Political parties will use Jan. 6 insurrection anniversary as rallying point, says expert
One year following the Jan. 6 attack on the U.S. Capitol, Virginia Tech political science expert Karen Hult says that Democrats and Republicans will use this opportunity to push their political agenda and rally supporters.
“For President Biden, the ‘anniversary’ comes at a particularly challenging time in his presidency: declining approval levels, COVID spikes, stalled legislation, ongoing tensions with Russia, and intraparty disagreements,” says Hult. “Biden may also use this opportunity as a platform to push again for passage of voting-rights legislation in the Senate.”
“Securing the bill’s passage is itself a clear risk: in the present context of partisan polarization and the need for a change in the Senate filibuster rule, the President may worsen his relationship with Democratic Senator Manchin who does not support altering Senate rules. Yet Biden and many of his supporters may well believe this is the time for a full-throated defense of U.S. representative democracy,” says Hult.
For Republicans, Hult says this also may be an opportunity for the media spotlight to return to former President Trump, which could fuel financial contributions and social media attention. Many supporters want him to run for president in 2024. Yet, Trump’s cancellation of a press conference scheduled for 5 p.m. on January 6 may signal both an emphasis on the 2022 midterm elections and an effort to portray Democrats as stuck in the negativity of the past.
“Many also support Republican primary challenges of those more lukewarm to Trump in the 2022 U.S. House and Senate races and in elections for statewide offices. Also of interest may be the responses and positioning of other prominent Republicans,” says Hult.
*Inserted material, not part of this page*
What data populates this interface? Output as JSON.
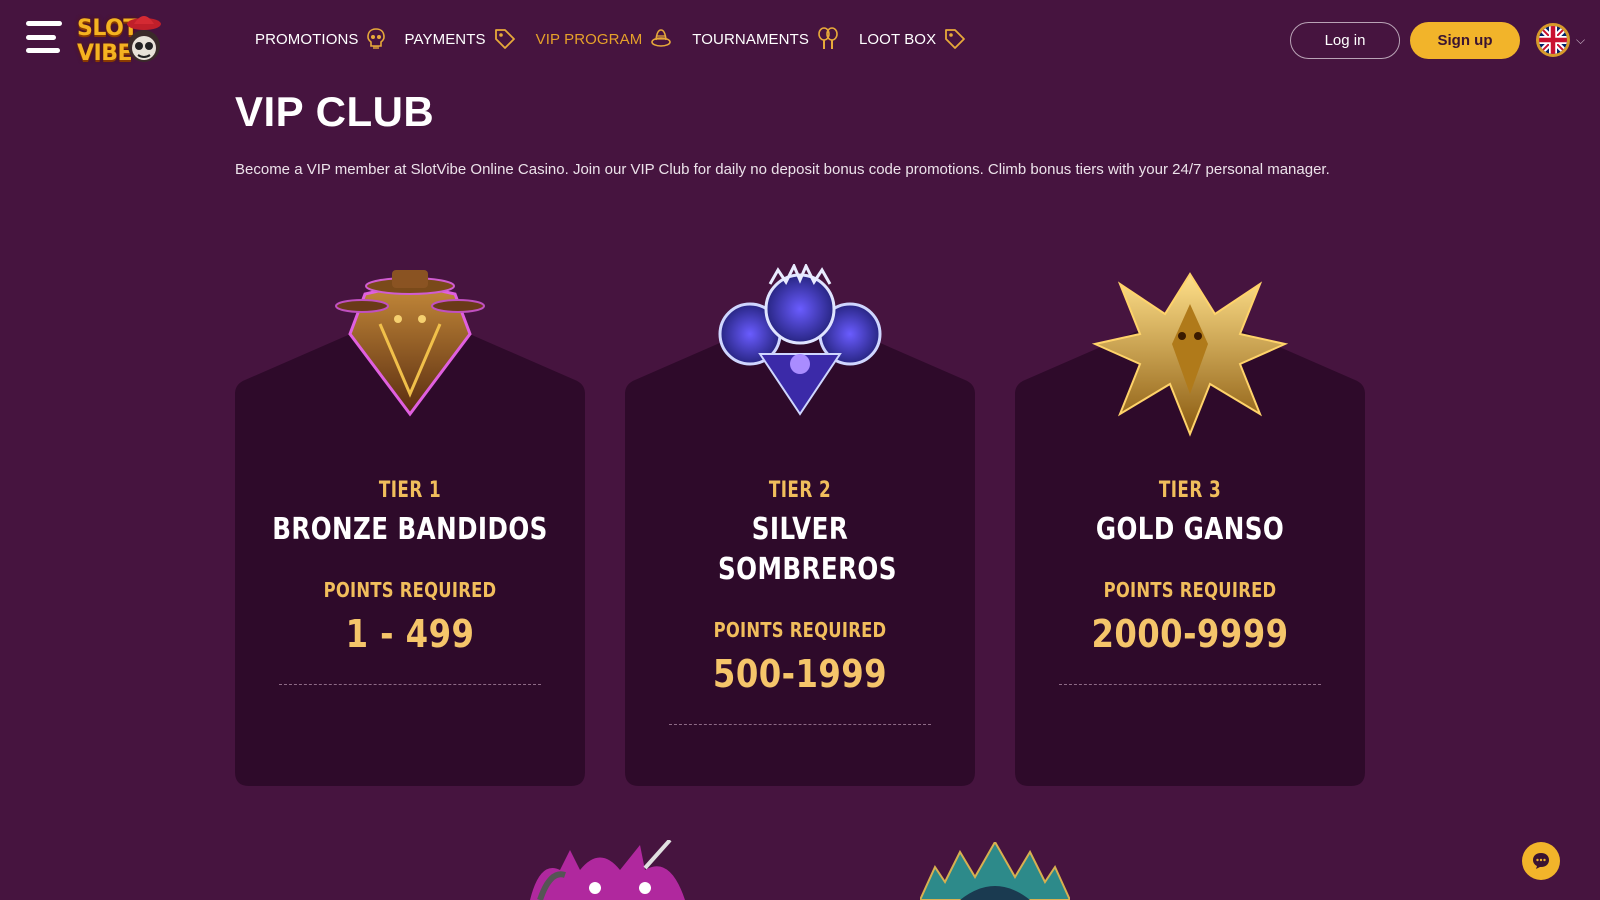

According to Hult, those might include, for example, Trump-endorsed candidates for other offices (e.g., Maryland gubernatorial candidate Daniel Cox, Georgia U.S. Senate hopeful Herschel Walker); possible 2024 presidential and vice-presidential aspirants such as Governors Abbott (TX), DeSantis (FL), and Hogan (MD) as well as Governor-elect Youngkin (VA).
“The former President’s response remains directed at and inspired by the significant proportions of Republicans who tell pollsters they do not believe Biden was legitimately elected president and do not hold Trump primarily responsible for the January 6 insurrection,” says Hult.
About Karen Hult
Virginia Tech political science professor Karen Hult teaches political science at Virginia Tech and its Center for Public Administration & Policy, with expertise in the U.S. Presidency and organizational and institutional theory.
To schedule an interview with Karen Hult, contact Shannon Andrea by email, or by phone at (703) 399-9494